Conceptual Map of the Course: click here

Final Paper Guidelines: click here

Course Readings

Books

Behn, Oronooko, ed. Gallagher, Bedford, ISBN: 0312108133

Carretta, ed., Unchained Voices, Kentucky, ISBN: 0813190762 *OR* 0813108845

Defoe, Robinson Crusoe, ed. Shinagel, Norton, ISBN: 0393964523

Shakespeare, The Tempest, ed. Hulme, Norton, ISBN: 0393978192

Susan Bruce, ed., Three Early Modern Utopias, ISBN: 0199537992

Swift, Gulliver’s Travels, Penguin, ed. Rawson, ISBN: 0192805347

Winkfield, The Female American, ed. Burnham, ISBN: 1551112485

Plus a set of texts to be printed out, the first a brief essay: 
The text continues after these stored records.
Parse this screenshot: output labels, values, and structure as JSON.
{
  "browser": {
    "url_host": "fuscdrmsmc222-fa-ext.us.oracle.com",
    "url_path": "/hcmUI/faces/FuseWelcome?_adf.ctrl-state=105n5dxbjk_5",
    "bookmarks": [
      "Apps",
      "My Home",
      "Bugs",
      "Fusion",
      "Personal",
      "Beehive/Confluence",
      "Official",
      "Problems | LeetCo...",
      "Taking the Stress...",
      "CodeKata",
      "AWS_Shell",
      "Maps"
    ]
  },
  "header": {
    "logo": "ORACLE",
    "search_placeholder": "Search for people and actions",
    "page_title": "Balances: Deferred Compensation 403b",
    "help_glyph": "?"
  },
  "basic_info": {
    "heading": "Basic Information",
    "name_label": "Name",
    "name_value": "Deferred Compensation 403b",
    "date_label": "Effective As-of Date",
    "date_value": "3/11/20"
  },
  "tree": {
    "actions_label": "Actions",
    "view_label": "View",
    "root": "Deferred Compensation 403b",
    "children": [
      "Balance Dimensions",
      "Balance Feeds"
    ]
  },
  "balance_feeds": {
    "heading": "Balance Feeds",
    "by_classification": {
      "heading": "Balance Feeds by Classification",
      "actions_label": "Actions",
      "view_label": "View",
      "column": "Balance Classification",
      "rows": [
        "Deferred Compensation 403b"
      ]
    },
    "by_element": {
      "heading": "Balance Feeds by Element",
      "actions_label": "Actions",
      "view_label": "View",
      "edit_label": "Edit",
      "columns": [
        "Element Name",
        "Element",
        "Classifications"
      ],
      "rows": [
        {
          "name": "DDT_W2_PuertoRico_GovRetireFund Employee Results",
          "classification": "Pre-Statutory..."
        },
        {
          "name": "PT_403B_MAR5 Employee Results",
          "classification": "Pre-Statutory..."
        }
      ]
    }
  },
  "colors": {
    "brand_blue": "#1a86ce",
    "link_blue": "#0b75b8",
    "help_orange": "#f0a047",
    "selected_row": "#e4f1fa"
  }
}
D. Graham Burnett, “A Little Travel Is a Dangerous Thing,” from Lapham’s Quarterly 2.3 (Summer 2009):187-94. 

The rest are PDFs from the Course Documents page:

James Harrington, Oceana, my selections (70 pages).
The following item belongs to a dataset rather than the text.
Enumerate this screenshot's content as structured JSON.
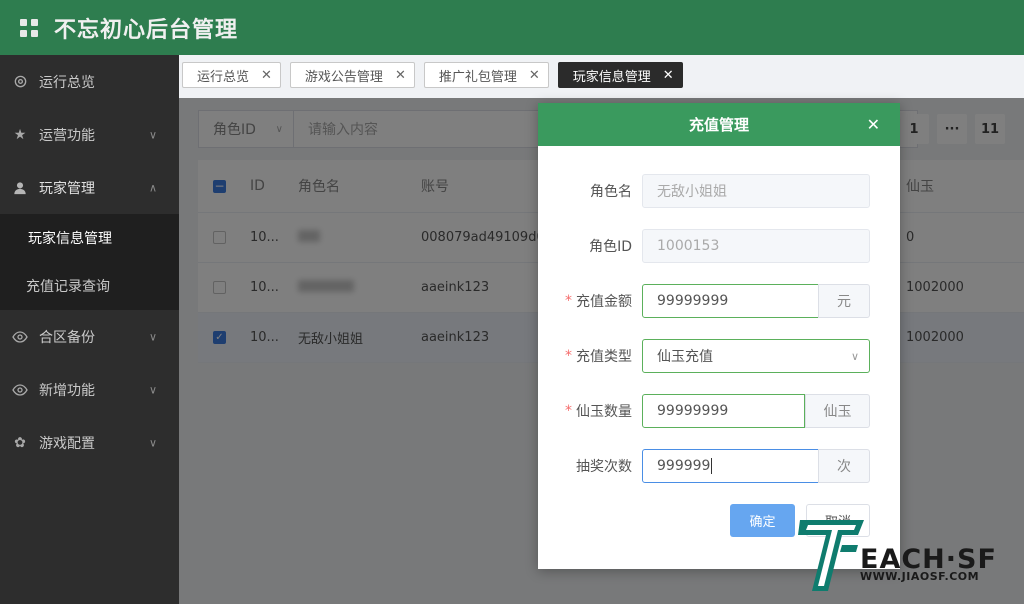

J.G.A. Pocock, "Introduction," The Commonwealth of Oceana and A System of Politics (Cambridge University Press, 1992).

Christopher Hill, "James Harrington and the People," Puritanism and Revolution: Studies in Interpretation of the English Revolution of the 17th Century (Secker and Warburg, 1958) 299-313.

Benjamin Franklin, “The Speech of Miss Polly Baker,” from Max Hall, Benjamin Franklin and Polly Baker: The History of a Literary Deception (University of North Carolina Press, 1960) 157-67.
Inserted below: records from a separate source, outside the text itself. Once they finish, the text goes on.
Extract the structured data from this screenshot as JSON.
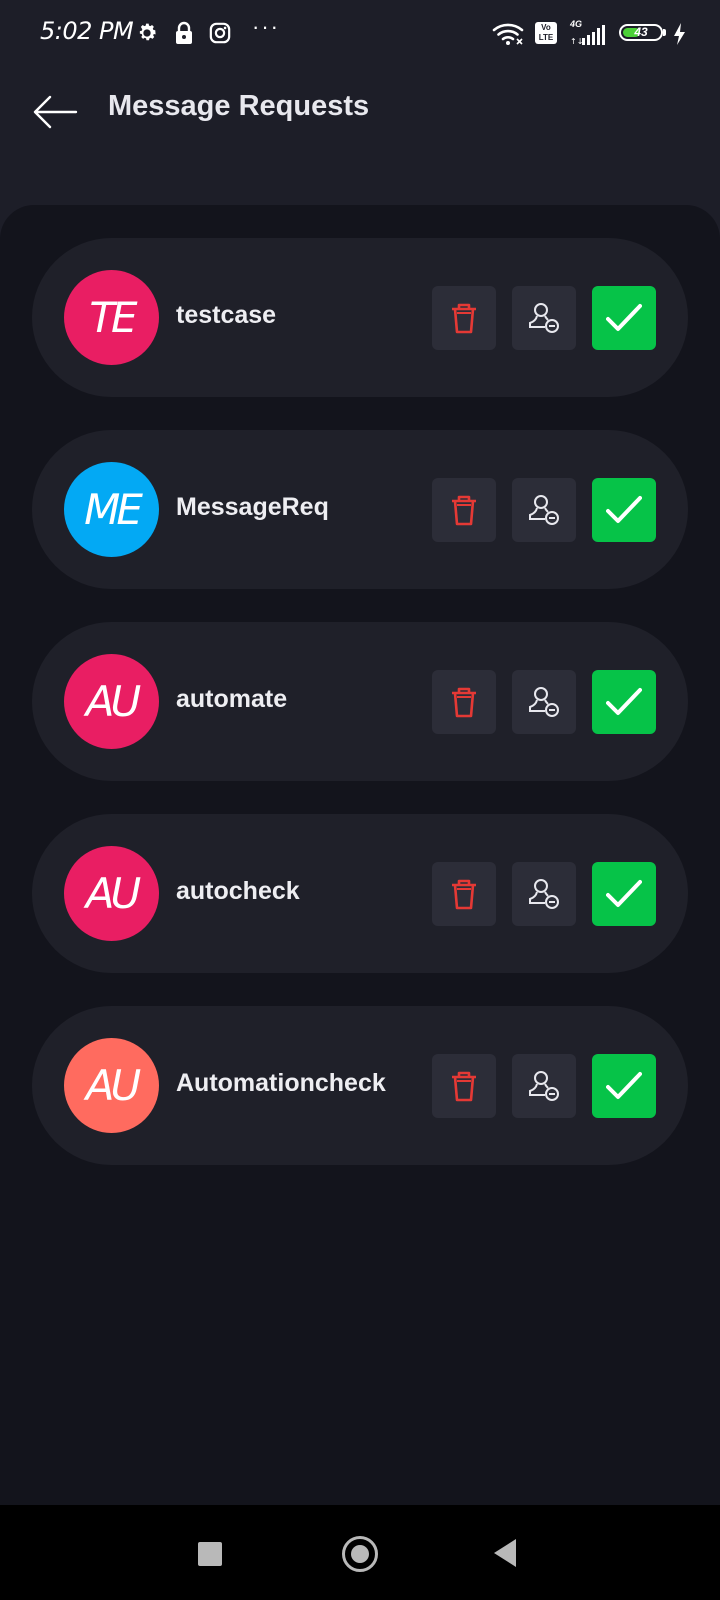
{
  "status_bar": {
    "time": "5:02 PM",
    "battery_level": "43",
    "network_type": "4G",
    "volte_label": "Vo LTE",
    "icons": [
      "settings-icon",
      "lock-icon",
      "instagram-icon",
      "more-dots-icon",
      "wifi-icon",
      "volte-icon",
      "signal-icon",
      "battery-icon",
      "charging-icon"
    ],
    "more_label": "···"
  },
  "header": {
    "title": "Message Requests",
    "back_icon": "back-arrow-icon"
  },
  "requests": [
    {
      "initials": "TE",
      "name": "testcase",
      "avatar_color": "#e91e63"
    },
    {
      "initials": "ME",
      "name": "MessageReq",
      "avatar_color": "#03a9f4"
    },
    {
      "initials": "AU",
      "name": "automate",
      "avatar_color": "#e91e63"
    },
    {
      "initials": "AU",
      "name": "autocheck",
      "avatar_color": "#e91e63"
    },
    {
      "initials": "AU",
      "name": "Automationcheck",
      "avatar_color": "#ff6b5f"
    }
  ],
  "actions": {
    "delete_icon": "trash-icon",
    "block_icon": "remove-user-icon",
    "accept_icon": "checkmark-icon"
  },
  "colors": {
    "accept": "#06c348",
    "delete": "#e53935",
    "background": "#13141c",
    "card": "#1f2029"
  },
  "nav_bar": {
    "icons": [
      "recents-square-icon",
      "home-circle-icon",
      "back-triangle-icon"
    ]
  }
}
Benjamin Franklin, "Observations Concerning the Increase of Mankind, Peopling of Countries, &c.," from Franklin: The Autobiography and Other Writings on Poblitics, Economics, and Virtue, ed. Alan Houston (Cambridge University Press, 2004) 215-21.

Denis Diderot, “Supplement to the Voyage of Bougainville,” in Diderot: Political Writings, trans. John Hope Mason and Robert Wokler (Cambridge University Press, 1992) 31-75.

Herman Melville, Typee, chapter 10. 

Author Unknown, History of Constantius and Pulchera, eds. Faherty and White (30 pages)


Course Schedule

Jan 28:  Course introduction

Feb 4: More, Utopia; Bacon, New Atlantis

Feb 11: Shakespeare, Tempest; Montaigne, “Of Cannibals”

by Feb 15: Write-Up of Criticism due to me via e-mail at Leonard.vonMorze@umb.edu. Choose one of the following six essays and write an essay of 4 pages commenting on its claims and relating the critic to Shakespeare’s text and perhaps the larger topics of the course. George Lamming, “A Child, a Monster, a Slave”; Stephen Orgel, “Prospero’s Wife”; John Gillies, “Shakespeare’s Virginian Masque”; Peter Hulme, “Prospero and Caliban”; Barbara Fuchs, “Conquering Islands”; Leah Marcus, “The Blue-Eyed Witch”

Feb 18 President’s Day holiday

Feb 25 No class—instructor at conference

Mar 4 Behn, Oronooko

In-class powerpoint presentation here

by Mar 8: Write-Up of Primary Source due. Your topic is to write an essay of at least 3 pages that relates a primary historical source in our edition of Oronooko to some topic relevant to the course. This should be sent to me via e-mail.

Mar 11 Harrington, Oceana; Neville, Isle of Pines

Mar 18 Spring Break

Mar 25 Defoe, Robinson Crusoe

Apr 1 Winkfield, The Female American

Apr 8 Swift, Gulliver’s Travels

Thursday, April 11:  Withdrawal and Pass/Fail Deadline

Apr 15 Patriot’s Day

by April 19: Proposal for the Final Project due to me via e-mail.

Apr 22 Selections from Carretta (Equiano, Marrant)

Apr 29 Franklin, Diderot, Melville; Constantius and Pulchera

May 6 Presentations of Final Projects

May 13 Presentations of Final Projects

by Friday, May 17: Papers due via e-mail.

Presentations

You will do two presentations. One will be a presentation of your research project during one of the final two weeks of the term. The other presentation will select features from the week’s readings which you think will produce discussion or provide a helpful point of entry into the major issues of that week. A good presentation may do one or more of the following: (a) offer close readings of selected texts; (b) make connections between readings and across weeks; (c) provide an overview of the criticism/interpretation we have read; (d) incorporate outside research (such as our “reserve” texts) on texts, authors, historical background, and so forth; (e) pose questions about aspects of the reading that were particularly difficult or knotty or vexed; (f) discuss options for teaching the materials. You should plan on speaking for about 15 minutes. Please circulate a handout at your presentation. A sign-up sheet will be passed around in week 2.